This may seem unusual given Belle’s status as a gentlewoman.However, Gray says this was actually ‘pretty common for aristocratic ladies at this time’ and ‘enabled her to get together with friends’. She explains that hobby dairies, or ornamental dairies, of the sort seen at Kenwood, ‘were working spaces’. At the same time, the maids who occupied them were ‘very prestigious’, enjoying ‘a much nicer life than most of the other servants.’
WORK AND PLAY AT WREST PARK AND OSBORNE
The dairy at 19th-century Wrest Park is a fine example of an ornamental architecture, built in the 1830s by Thomas, Earl de Grey. Now used as a sculpture gallery, the dairy has been through many iterations throughout the centuries.
Osborne, once the Isle of Wight residence of Queen Victoria and Prince Albert, didn’t have a dairy in the main house but it is thought there was probably one in the Swiss Cottage building, adjacent to the scullery.This Alpine-style chalet, built in the grounds, was where the royal children were encouraged to play at being adults and learn new skills, including how to churn butter.
DAIRY MAID FANNY COWLEY AT AUDLEY END
Fanny Cowley was the dairy maid at Audley End house in 1881, and later produced butter in the kitchens. Cowley was a baker’s daughter and had worked at various farms in Gloucestershire during the late 19th century before arriving at Audley End (watch our video to find out how she prepared and presented butter).
The 5th Lord of Braybrooke was one of the first people in the country to own a pedigree herd of Alderney cattle (the pure form of which is now extinct), which were kept at the home farm to provide milk for the dairy. This was prized for its high fat content. In 1882, farm manager William Hosley won an award for his dairy records, which demonstrated a uniquely scientific understanding of milk yields.

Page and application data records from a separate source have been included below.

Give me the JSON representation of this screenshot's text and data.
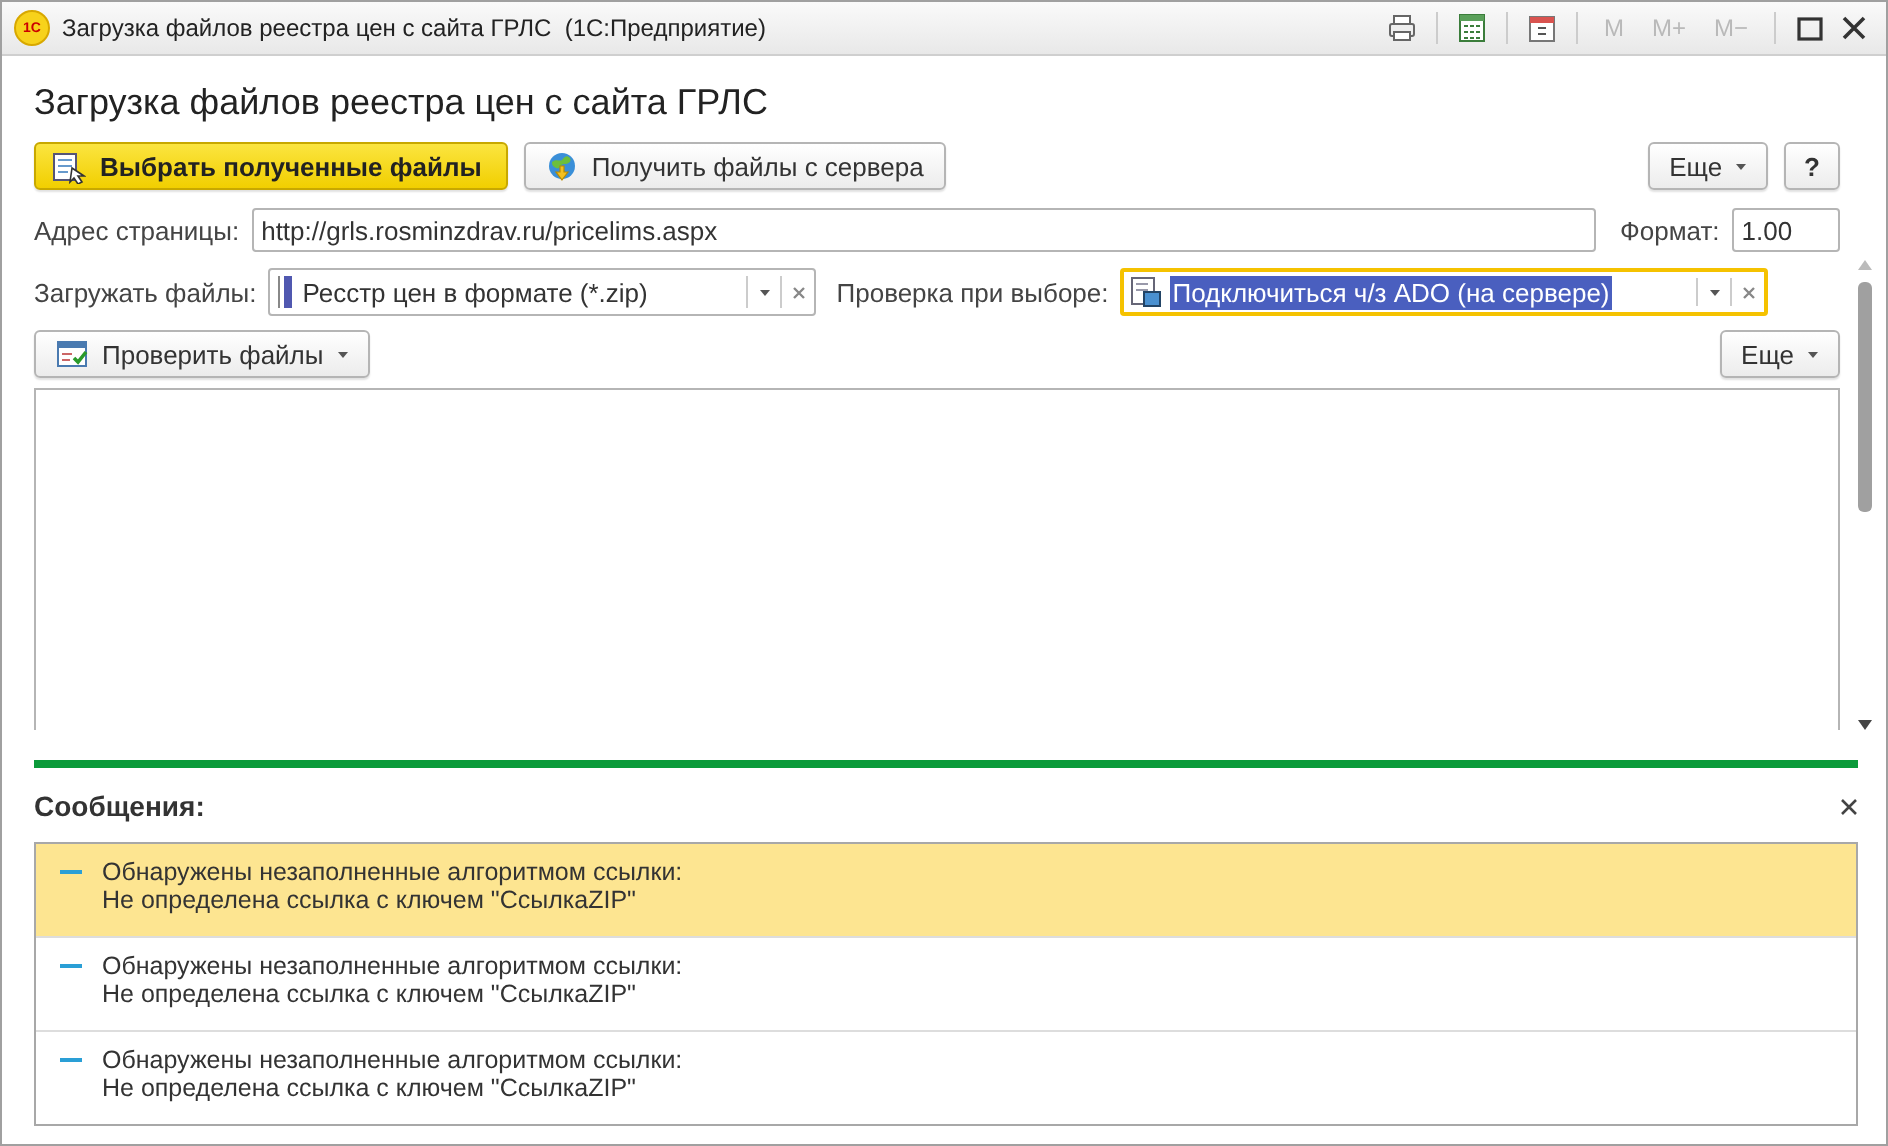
{
  "window": {
    "title": "Загрузка файлов реестра цен с сайта ГРЛС  (1С:Предприятие)",
    "app_icon": "1C",
    "memory_buttons": [
      "M",
      "M+",
      "M−"
    ]
  },
  "form": {
    "title": "Загрузка файлов реестра цен с сайта ГРЛС",
    "toolbar": {
      "primary": "Выбрать полученные файлы",
      "secondary": "Получить файлы с сервера",
      "more": "Еще",
      "help": "?"
    },
    "address": {
      "label": "Адрес страницы:",
      "value": "http://grls.rosminzdrav.ru/pricelims.aspx"
    },
    "format": {
      "label": "Формат:",
      "value": "1.00"
    },
    "load": {
      "label": "Загружать файлы:",
      "value": "Ресстр цен в формате (*.zip)",
      "focused": false
    },
    "check": {
      "label": "Проверка при выборе:",
      "value": "Подключиться ч/з ADO (на сервере)",
      "focused": true
    },
    "list_toolbar": {
      "check_button": "Проверить файлы",
      "more": "Еще"
    }
  },
  "messages": {
    "title": "Сообщения:",
    "items": [
      {
        "text": "Обнаружены незаполненные алгоритмом ссылки:",
        "detail": "Не определена ссылка с ключем \"СсылкаZIP\"",
        "selected": true
      },
      {
        "text": "Обнаружены незаполненные алгоритмом ссылки:",
        "detail": "Не определена ссылка с ключем \"СсылкаZIP\"",
        "selected": false
      },
      {
        "text": "Обнаружены незаполненные алгоритмом ссылки:",
        "detail": "Не определена ссылка с ключем \"СсылкаZIP\"",
        "selected": false
      }
    ]
  }
}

DAIRY FARMS AT BOSCOBEL AND BRODSWORTH
Boscobel House is famous for The Royal Oak, the site where Charles II hid after the Battle of Worcester in 1651, which marked the end of the English Civil War. However, in the 19th century, Boscobel became established as a dairy farm, against a backdrop of agricultural depression. Recognising the economic dilemma that faced the arable estate when UK grain prices plummeted, landowners the Evans family swiftly converted it to dairy production, raising a herd of cows to supply milk, butter and cheese.
At Brodsworth Hall, the Victorian country estate of the Thellusson family in South Yorkshire, there was a home farm, which was later turned into a model dairy farm. This became so significant, King George V and Queen Mary were inspired to pay a visit in in 1912, leading it to being dubbed the ‘cow palace’.
A HUMAN HISTORY
‘Any site of prestige, anywhere with a family of standing, would have had a dairy,’ says Gray. ‘If you visit all of the English Heritage sites with dairies, you’ll see everything from the ornamental, which were visited by the ladies of the house, through to fully commercial operations.
‘While a lot of these dairies were designed by aristocrats, who also worked in them, you’ve always got a dairy maid present,’ she explains. ‘We shouldn’t forget about the maids who worked in them, or the men who milked the cows. These dairies are spaces that don’t just have an aristocratic history, but also cut through society vertically.’
Country Life Butter is the proud supporter of English Heritage’s Members’ Week. Country Life celebrates its British roots and countryside heritage, and is delighted to support institutions such as English Heritage, which play a key role in conserving some of England’s finest historic sites and in bringing history to life for people of all ages.FIND OUT MORE ABOUT MEMBERS’ WEEK